▶ [Work instruction] Except for the pictures, retype the records that follow exactly.

▶ [Collected data]
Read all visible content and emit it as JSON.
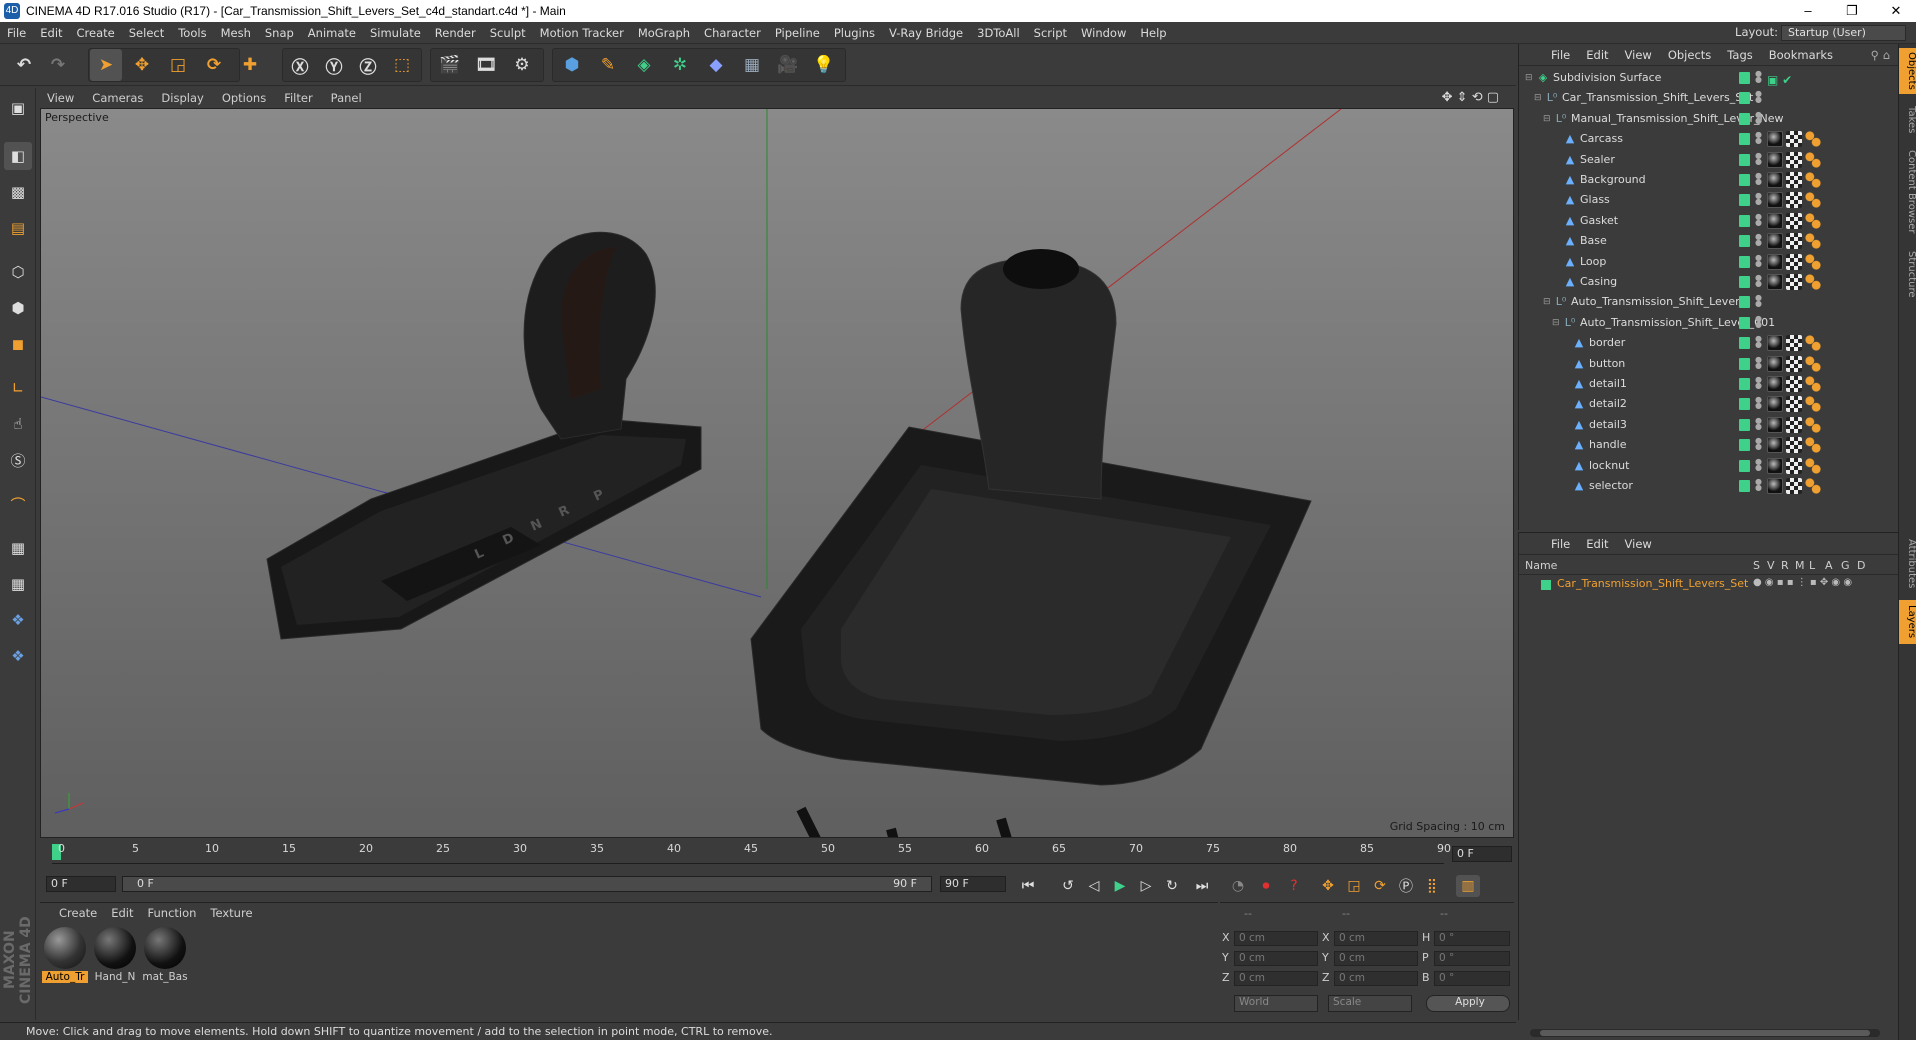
{
  "window": {
    "title": "CINEMA 4D R17.016 Studio (R17) - [Car_Transmission_Shift_Levers_Set_c4d_standart.c4d *] - Main",
    "minimize": "–",
    "restore": "❐",
    "close": "✕"
  },
  "menubar": {
    "items": [
      "File",
      "Edit",
      "Create",
      "Select",
      "Tools",
      "Mesh",
      "Snap",
      "Animate",
      "Simulate",
      "Render",
      "Sculpt",
      "Motion Tracker",
      "MoGraph",
      "Character",
      "Pipeline",
      "Plugins",
      "V-Ray Bridge",
      "3DToAll",
      "Script",
      "Window",
      "Help"
    ],
    "layout_label": "Layout:",
    "layout_value": "Startup (User)"
  },
  "viewport": {
    "menu": [
      "View",
      "Cameras",
      "Display",
      "Options",
      "Filter",
      "Panel"
    ],
    "label": "Perspective",
    "grid_spacing": "Grid Spacing : 10 cm",
    "gear_letters": [
      "P",
      "R",
      "N",
      "D",
      "L"
    ]
  },
  "timeline": {
    "ticks": [
      "0",
      "5",
      "10",
      "15",
      "20",
      "25",
      "30",
      "35",
      "40",
      "45",
      "50",
      "55",
      "60",
      "65",
      "70",
      "75",
      "80",
      "85",
      "90"
    ],
    "current_frame": "0 F",
    "start_field": "0 F",
    "range_start": "0 F",
    "range_end": "90 F",
    "end_field": "90 F"
  },
  "materials": {
    "menu": [
      "Create",
      "Edit",
      "Function",
      "Texture"
    ],
    "items": [
      {
        "label": "Auto_Tr",
        "selected": true
      },
      {
        "label": "Hand_N",
        "selected": false
      },
      {
        "label": "mat_Bas",
        "selected": false
      }
    ]
  },
  "coordinates": {
    "header": [
      "--",
      "--",
      "--"
    ],
    "rows": [
      {
        "axis": "X",
        "pos": "0 cm",
        "size_axis": "X",
        "size": "0 cm",
        "rot_axis": "H",
        "rot": "0 °"
      },
      {
        "axis": "Y",
        "pos": "0 cm",
        "size_axis": "Y",
        "size": "0 cm",
        "rot_axis": "P",
        "rot": "0 °"
      },
      {
        "axis": "Z",
        "pos": "0 cm",
        "size_axis": "Z",
        "size": "0 cm",
        "rot_axis": "B",
        "rot": "0 °"
      }
    ],
    "world": "World",
    "scale": "Scale",
    "apply": "Apply"
  },
  "status": "Move: Click and drag to move elements. Hold down SHIFT to quantize movement / add to the selection in point mode, CTRL to remove.",
  "brand": "MAXON CINEMA 4D",
  "objects": {
    "menu": [
      "File",
      "Edit",
      "View",
      "Objects",
      "Tags",
      "Bookmarks"
    ],
    "rows": [
      {
        "name": "Subdivision Surface",
        "depth": 0,
        "type": "subdiv",
        "tags": "check"
      },
      {
        "name": "Car_Transmission_Shift_Levers_Set",
        "depth": 1,
        "type": "null",
        "tags": "none"
      },
      {
        "name": "Manual_Transmission_Shift_Lever_New",
        "depth": 2,
        "type": "null",
        "tags": "none"
      },
      {
        "name": "Carcass",
        "depth": 3,
        "type": "poly",
        "tags": "sphere"
      },
      {
        "name": "Sealer",
        "depth": 3,
        "type": "poly",
        "tags": "sphere"
      },
      {
        "name": "Background",
        "depth": 3,
        "type": "poly",
        "tags": "sphere"
      },
      {
        "name": "Glass",
        "depth": 3,
        "type": "poly",
        "tags": "sphere"
      },
      {
        "name": "Gasket",
        "depth": 3,
        "type": "poly",
        "tags": "sphere"
      },
      {
        "name": "Base",
        "depth": 3,
        "type": "poly",
        "tags": "sphere"
      },
      {
        "name": "Loop",
        "depth": 3,
        "type": "poly",
        "tags": "sphere"
      },
      {
        "name": "Casing",
        "depth": 3,
        "type": "poly",
        "tags": "sphere"
      },
      {
        "name": "Auto_Transmission_Shift_Lever",
        "depth": 2,
        "type": "null",
        "tags": "none"
      },
      {
        "name": "Auto_Transmission_Shift_Lever_001",
        "depth": 3,
        "type": "null",
        "tags": "none"
      },
      {
        "name": "border",
        "depth": 4,
        "type": "poly",
        "tags": "auto"
      },
      {
        "name": "button",
        "depth": 4,
        "type": "poly",
        "tags": "auto"
      },
      {
        "name": "detail1",
        "depth": 4,
        "type": "poly",
        "tags": "auto"
      },
      {
        "name": "detail2",
        "depth": 4,
        "type": "poly",
        "tags": "auto"
      },
      {
        "name": "detail3",
        "depth": 4,
        "type": "poly",
        "tags": "auto"
      },
      {
        "name": "handle",
        "depth": 4,
        "type": "poly",
        "tags": "auto"
      },
      {
        "name": "locknut",
        "depth": 4,
        "type": "poly",
        "tags": "auto"
      },
      {
        "name": "selector",
        "depth": 4,
        "type": "poly",
        "tags": "auto"
      }
    ]
  },
  "layers": {
    "menu": [
      "File",
      "Edit",
      "View"
    ],
    "columns": [
      "Name",
      "S",
      "V",
      "R",
      "M",
      "L",
      "A",
      "G",
      "D"
    ],
    "rows": [
      {
        "name": "Car_Transmission_Shift_Levers_Set",
        "color": "#3fd08a"
      }
    ]
  },
  "side_tabs": [
    "Objects",
    "Takes",
    "Content Browser",
    "Structure",
    "Attributes",
    "Layers"
  ],
  "colors": {
    "accent": "#f0a030",
    "visible": "#3fd08a",
    "selected_text": "#f0a030"
  }
}
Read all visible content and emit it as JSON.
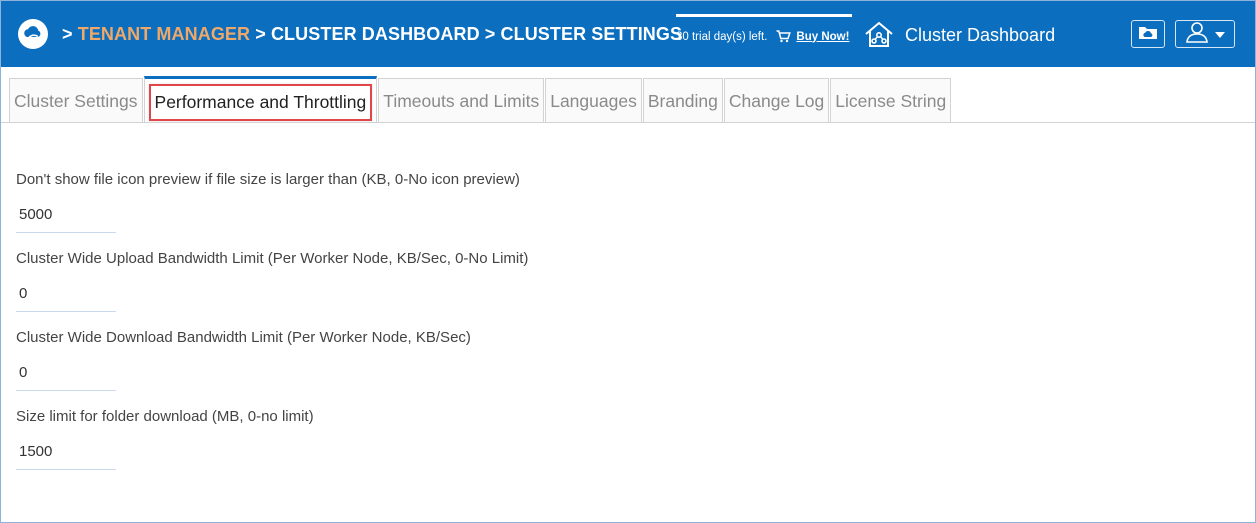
{
  "header": {
    "breadcrumb": {
      "prefix": ">",
      "tenant": "TENANT MANAGER",
      "dashboard": "> CLUSTER DASHBOARD",
      "settings": "> CLUSTER SETTINGS"
    },
    "trial_text": "30 trial day(s) left.",
    "buy_label": "Buy Now!",
    "dashboard_title": "Cluster Dashboard",
    "colors": {
      "bar": "#0b6ebf",
      "tenant": "#f0a868"
    },
    "icons": [
      "cloud-logo-icon",
      "cart-icon",
      "house-network-icon",
      "cloud-folder-icon",
      "user-icon",
      "caret-down-icon"
    ]
  },
  "tabs": [
    {
      "label": "Cluster Settings",
      "active": false
    },
    {
      "label": "Performance and Throttling",
      "active": true
    },
    {
      "label": "Timeouts and Limits",
      "active": false
    },
    {
      "label": "Languages",
      "active": false
    },
    {
      "label": "Branding",
      "active": false
    },
    {
      "label": "Change Log",
      "active": false
    },
    {
      "label": "License String",
      "active": false
    }
  ],
  "fields": [
    {
      "label": "Don't show file icon preview if file size is larger than (KB, 0-No icon preview)",
      "value": "5000"
    },
    {
      "label": "Cluster Wide Upload Bandwidth Limit (Per Worker Node, KB/Sec, 0-No Limit)",
      "value": "0"
    },
    {
      "label": "Cluster Wide Download Bandwidth Limit (Per Worker Node, KB/Sec)",
      "value": "0"
    },
    {
      "label": "Size limit for folder download (MB, 0-no limit)",
      "value": "1500"
    }
  ]
}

▶ [Problem solution]
Read all visible content and emit it as JSON.
{
  "window": {
    "title": "CINEMA 4D R17.016 Studio (R17) - [Car_Transmission_Shift_Levers_Set_c4d_standart.c4d *] - Main",
    "minimize": "–",
    "restore": "❐",
    "close": "✕"
  },
  "menubar": {
    "items": [
      "File",
      "Edit",
      "Create",
      "Select",
      "Tools",
      "Mesh",
      "Snap",
      "Animate",
      "Simulate",
      "Render",
      "Sculpt",
      "Motion Tracker",
      "MoGraph",
      "Character",
      "Pipeline",
      "Plugins",
      "V-Ray Bridge",
      "3DToAll",
      "Script",
      "Window",
      "Help"
    ],
    "layout_label": "Layout:",
    "layout_value": "Startup (User)"
  },
  "viewport": {
    "menu": [
      "View",
      "Cameras",
      "Display",
      "Options",
      "Filter",
      "Panel"
    ],
    "label": "Perspective",
    "grid_spacing": "Grid Spacing : 10 cm",
    "gear_letters": [
      "P",
      "R",
      "N",
      "D",
      "L"
    ]
  },
  "timeline": {
    "ticks": [
      "0",
      "5",
      "10",
      "15",
      "20",
      "25",
      "30",
      "35",
      "40",
      "45",
      "50",
      "55",
      "60",
      "65",
      "70",
      "75",
      "80",
      "85",
      "90"
    ],
    "current_frame": "0 F",
    "start_field": "0 F",
    "range_start": "0 F",
    "range_end": "90 F",
    "end_field": "90 F"
  },
  "materials": {
    "menu": [
      "Create",
      "Edit",
      "Function",
      "Texture"
    ],
    "items": [
      {
        "label": "Auto_Tr",
        "selected": true
      },
      {
        "label": "Hand_N",
        "selected": false
      },
      {
        "label": "mat_Bas",
        "selected": false
      }
    ]
  },
  "coordinates": {
    "header": [
      "--",
      "--",
      "--"
    ],
    "rows": [
      {
        "axis": "X",
        "pos": "0 cm",
        "size_axis": "X",
        "size": "0 cm",
        "rot_axis": "H",
        "rot": "0 °"
      },
      {
        "axis": "Y",
        "pos": "0 cm",
        "size_axis": "Y",
        "size": "0 cm",
        "rot_axis": "P",
        "rot": "0 °"
      },
      {
        "axis": "Z",
        "pos": "0 cm",
        "size_axis": "Z",
        "size": "0 cm",
        "rot_axis": "B",
        "rot": "0 °"
      }
    ],
    "world": "World",
    "scale": "Scale",
    "apply": "Apply"
  },
  "status": "Move: Click and drag to move elements. Hold down SHIFT to quantize movement / add to the selection in point mode, CTRL to remove.",
  "brand": "MAXON CINEMA 4D",
  "objects": {
    "menu": [
      "File",
      "Edit",
      "View",
      "Objects",
      "Tags",
      "Bookmarks"
    ],
    "rows": [
      {
        "name": "Subdivision Surface",
        "depth": 0,
        "type": "subdiv",
        "tags": "check"
      },
      {
        "name": "Car_Transmission_Shift_Levers_Set",
        "depth": 1,
        "type": "null",
        "tags": "none"
      },
      {
        "name": "Manual_Transmission_Shift_Lever_New",
        "depth": 2,
        "type": "null",
        "tags": "none"
      },
      {
        "name": "Carcass",
        "depth": 3,
        "type": "poly",
        "tags": "sphere"
      },
      {
        "name": "Sealer",
        "depth": 3,
        "type": "poly",
        "tags": "sphere"
      },
      {
        "name": "Background",
        "depth": 3,
        "type": "poly",
        "tags": "sphere"
      },
      {
        "name": "Glass",
        "depth": 3,
        "type": "poly",
        "tags": "sphere"
      },
      {
        "name": "Gasket",
        "depth": 3,
        "type": "poly",
        "tags": "sphere"
      },
      {
        "name": "Base",
        "depth": 3,
        "type": "poly",
        "tags": "sphere"
      },
      {
        "name": "Loop",
        "depth": 3,
        "type": "poly",
        "tags": "sphere"
      },
      {
        "name": "Casing",
        "depth": 3,
        "type": "poly",
        "tags": "sphere"
      },
      {
        "name": "Auto_Transmission_Shift_Lever",
        "depth": 2,
        "type": "null",
        "tags": "none"
      },
      {
        "name": "Auto_Transmission_Shift_Lever_001",
        "depth": 3,
        "type": "null",
        "tags": "none"
      },
      {
        "name": "border",
        "depth": 4,
        "type": "poly",
        "tags": "auto"
      },
      {
        "name": "button",
        "depth": 4,
        "type": "poly",
        "tags": "auto"
      },
      {
        "name": "detail1",
        "depth": 4,
        "type": "poly",
        "tags": "auto"
      },
      {
        "name": "detail2",
        "depth": 4,
        "type": "poly",
        "tags": "auto"
      },
      {
        "name": "detail3",
        "depth": 4,
        "type": "poly",
        "tags": "auto"
      },
      {
        "name": "handle",
        "depth": 4,
        "type": "poly",
        "tags": "auto"
      },
      {
        "name": "locknut",
        "depth": 4,
        "type": "poly",
        "tags": "auto"
      },
      {
        "name": "selector",
        "depth": 4,
        "type": "poly",
        "tags": "auto"
      }
    ]
  },
  "layers": {
    "menu": [
      "File",
      "Edit",
      "View"
    ],
    "columns": [
      "Name",
      "S",
      "V",
      "R",
      "M",
      "L",
      "A",
      "G",
      "D"
    ],
    "rows": [
      {
        "name": "Car_Transmission_Shift_Levers_Set",
        "color": "#3fd08a"
      }
    ]
  },
  "side_tabs": [
    "Objects",
    "Takes",
    "Content Browser",
    "Structure",
    "Attributes",
    "Layers"
  ],
  "colors": {
    "accent": "#f0a030",
    "visible": "#3fd08a",
    "selected_text": "#f0a030"
  }
}
Read all visible content and emit it as JSON.
{
  "header": {
    "breadcrumb": {
      "prefix": ">",
      "tenant": "TENANT MANAGER",
      "dashboard": "> CLUSTER DASHBOARD",
      "settings": "> CLUSTER SETTINGS"
    },
    "trial_text": "30 trial day(s) left.",
    "buy_label": "Buy Now!",
    "dashboard_title": "Cluster Dashboard",
    "colors": {
      "bar": "#0b6ebf",
      "tenant": "#f0a868"
    },
    "icons": [
      "cloud-logo-icon",
      "cart-icon",
      "house-network-icon",
      "cloud-folder-icon",
      "user-icon",
      "caret-down-icon"
    ]
  },
  "tabs": [
    {
      "label": "Cluster Settings",
      "active": false
    },
    {
      "label": "Performance and Throttling",
      "active": true
    },
    {
      "label": "Timeouts and Limits",
      "active": false
    },
    {
      "label": "Languages",
      "active": false
    },
    {
      "label": "Branding",
      "active": false
    },
    {
      "label": "Change Log",
      "active": false
    },
    {
      "label": "License String",
      "active": false
    }
  ],
  "fields": [
    {
      "label": "Don't show file icon preview if file size is larger than (KB, 0-No icon preview)",
      "value": "5000"
    },
    {
      "label": "Cluster Wide Upload Bandwidth Limit (Per Worker Node, KB/Sec, 0-No Limit)",
      "value": "0"
    },
    {
      "label": "Cluster Wide Download Bandwidth Limit (Per Worker Node, KB/Sec)",
      "value": "0"
    },
    {
      "label": "Size limit for folder download (MB, 0-no limit)",
      "value": "1500"
    }
  ]
}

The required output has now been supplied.